(Excerpts from an interface dataset)
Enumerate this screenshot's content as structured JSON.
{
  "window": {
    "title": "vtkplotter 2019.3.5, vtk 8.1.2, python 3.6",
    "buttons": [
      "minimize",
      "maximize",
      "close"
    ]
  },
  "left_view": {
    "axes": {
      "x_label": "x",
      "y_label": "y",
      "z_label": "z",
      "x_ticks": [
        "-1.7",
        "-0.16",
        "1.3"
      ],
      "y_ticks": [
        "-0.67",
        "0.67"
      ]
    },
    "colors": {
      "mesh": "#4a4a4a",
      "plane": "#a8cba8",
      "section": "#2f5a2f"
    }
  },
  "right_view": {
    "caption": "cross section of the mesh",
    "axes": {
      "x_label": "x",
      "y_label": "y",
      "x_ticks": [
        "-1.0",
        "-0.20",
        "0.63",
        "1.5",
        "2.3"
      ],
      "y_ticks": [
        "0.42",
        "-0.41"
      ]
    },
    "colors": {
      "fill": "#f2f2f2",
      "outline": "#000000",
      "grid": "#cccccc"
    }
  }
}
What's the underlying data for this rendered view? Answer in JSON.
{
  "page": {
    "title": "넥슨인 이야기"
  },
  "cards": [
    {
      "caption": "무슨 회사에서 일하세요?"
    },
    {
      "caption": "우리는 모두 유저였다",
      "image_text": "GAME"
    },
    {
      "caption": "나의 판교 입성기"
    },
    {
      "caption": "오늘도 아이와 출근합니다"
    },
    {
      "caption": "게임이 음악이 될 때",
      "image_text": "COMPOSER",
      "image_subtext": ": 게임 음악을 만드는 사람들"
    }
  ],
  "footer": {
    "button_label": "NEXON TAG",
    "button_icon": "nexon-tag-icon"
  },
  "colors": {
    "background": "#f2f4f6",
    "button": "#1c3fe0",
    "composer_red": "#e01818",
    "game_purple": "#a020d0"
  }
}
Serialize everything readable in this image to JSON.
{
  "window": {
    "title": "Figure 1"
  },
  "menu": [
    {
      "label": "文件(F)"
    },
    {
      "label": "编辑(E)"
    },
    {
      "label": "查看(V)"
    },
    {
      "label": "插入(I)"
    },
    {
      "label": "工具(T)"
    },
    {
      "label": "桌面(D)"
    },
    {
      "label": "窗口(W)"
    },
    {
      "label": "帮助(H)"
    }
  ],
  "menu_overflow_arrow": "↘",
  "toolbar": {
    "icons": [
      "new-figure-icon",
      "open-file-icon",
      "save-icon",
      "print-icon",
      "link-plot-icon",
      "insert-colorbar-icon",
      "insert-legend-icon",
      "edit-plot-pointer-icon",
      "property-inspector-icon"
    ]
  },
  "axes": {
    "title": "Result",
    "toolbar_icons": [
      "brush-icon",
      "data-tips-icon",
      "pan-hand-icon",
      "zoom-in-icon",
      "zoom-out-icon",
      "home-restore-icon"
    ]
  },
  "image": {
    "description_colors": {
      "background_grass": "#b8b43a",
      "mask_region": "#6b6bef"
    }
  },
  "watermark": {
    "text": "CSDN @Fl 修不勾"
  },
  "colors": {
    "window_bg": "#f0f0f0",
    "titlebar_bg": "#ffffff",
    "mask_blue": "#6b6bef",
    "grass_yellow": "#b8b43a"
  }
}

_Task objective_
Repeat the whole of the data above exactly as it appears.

_Solution to the problem_
Enumerate this screenshot's content as structured JSON.
{
  "window": {
    "title": "vtkplotter 2019.3.5, vtk 8.1.2, python 3.6",
    "buttons": [
      "minimize",
      "maximize",
      "close"
    ]
  },
  "left_view": {
    "axes": {
      "x_label": "x",
      "y_label": "y",
      "z_label": "z",
      "x_ticks": [
        "-1.7",
        "-0.16",
        "1.3"
      ],
      "y_ticks": [
        "-0.67",
        "0.67"
      ]
    },
    "colors": {
      "mesh": "#4a4a4a",
      "plane": "#a8cba8",
      "section": "#2f5a2f"
    }
  },
  "right_view": {
    "caption": "cross section of the mesh",
    "axes": {
      "x_label": "x",
      "y_label": "y",
      "x_ticks": [
        "-1.0",
        "-0.20",
        "0.63",
        "1.5",
        "2.3"
      ],
      "y_ticks": [
        "0.42",
        "-0.41"
      ]
    },
    "colors": {
      "fill": "#f2f2f2",
      "outline": "#000000",
      "grid": "#cccccc"
    }
  }
}
What's the underlying data for this rendered view? Answer in JSON.
{
  "page": {
    "title": "넥슨인 이야기"
  },
  "cards": [
    {
      "caption": "무슨 회사에서 일하세요?"
    },
    {
      "caption": "우리는 모두 유저였다",
      "image_text": "GAME"
    },
    {
      "caption": "나의 판교 입성기"
    },
    {
      "caption": "오늘도 아이와 출근합니다"
    },
    {
      "caption": "게임이 음악이 될 때",
      "image_text": "COMPOSER",
      "image_subtext": ": 게임 음악을 만드는 사람들"
    }
  ],
  "footer": {
    "button_label": "NEXON TAG",
    "button_icon": "nexon-tag-icon"
  },
  "colors": {
    "background": "#f2f4f6",
    "button": "#1c3fe0",
    "composer_red": "#e01818",
    "game_purple": "#a020d0"
  }
}
Serialize everything readable in this image to JSON.
{
  "window": {
    "title": "Figure 1"
  },
  "menu": [
    {
      "label": "文件(F)"
    },
    {
      "label": "编辑(E)"
    },
    {
      "label": "查看(V)"
    },
    {
      "label": "插入(I)"
    },
    {
      "label": "工具(T)"
    },
    {
      "label": "桌面(D)"
    },
    {
      "label": "窗口(W)"
    },
    {
      "label": "帮助(H)"
    }
  ],
  "menu_overflow_arrow": "↘",
  "toolbar": {
    "icons": [
      "new-figure-icon",
      "open-file-icon",
      "save-icon",
      "print-icon",
      "link-plot-icon",
      "insert-colorbar-icon",
      "insert-legend-icon",
      "edit-plot-pointer-icon",
      "property-inspector-icon"
    ]
  },
  "axes": {
    "title": "Result",
    "toolbar_icons": [
      "brush-icon",
      "data-tips-icon",
      "pan-hand-icon",
      "zoom-in-icon",
      "zoom-out-icon",
      "home-restore-icon"
    ]
  },
  "image": {
    "description_colors": {
      "background_grass": "#b8b43a",
      "mask_region": "#6b6bef"
    }
  },
  "watermark": {
    "text": "CSDN @Fl 修不勾"
  },
  "colors": {
    "window_bg": "#f0f0f0",
    "titlebar_bg": "#ffffff",
    "mask_blue": "#6b6bef",
    "grass_yellow": "#b8b43a"
  }
}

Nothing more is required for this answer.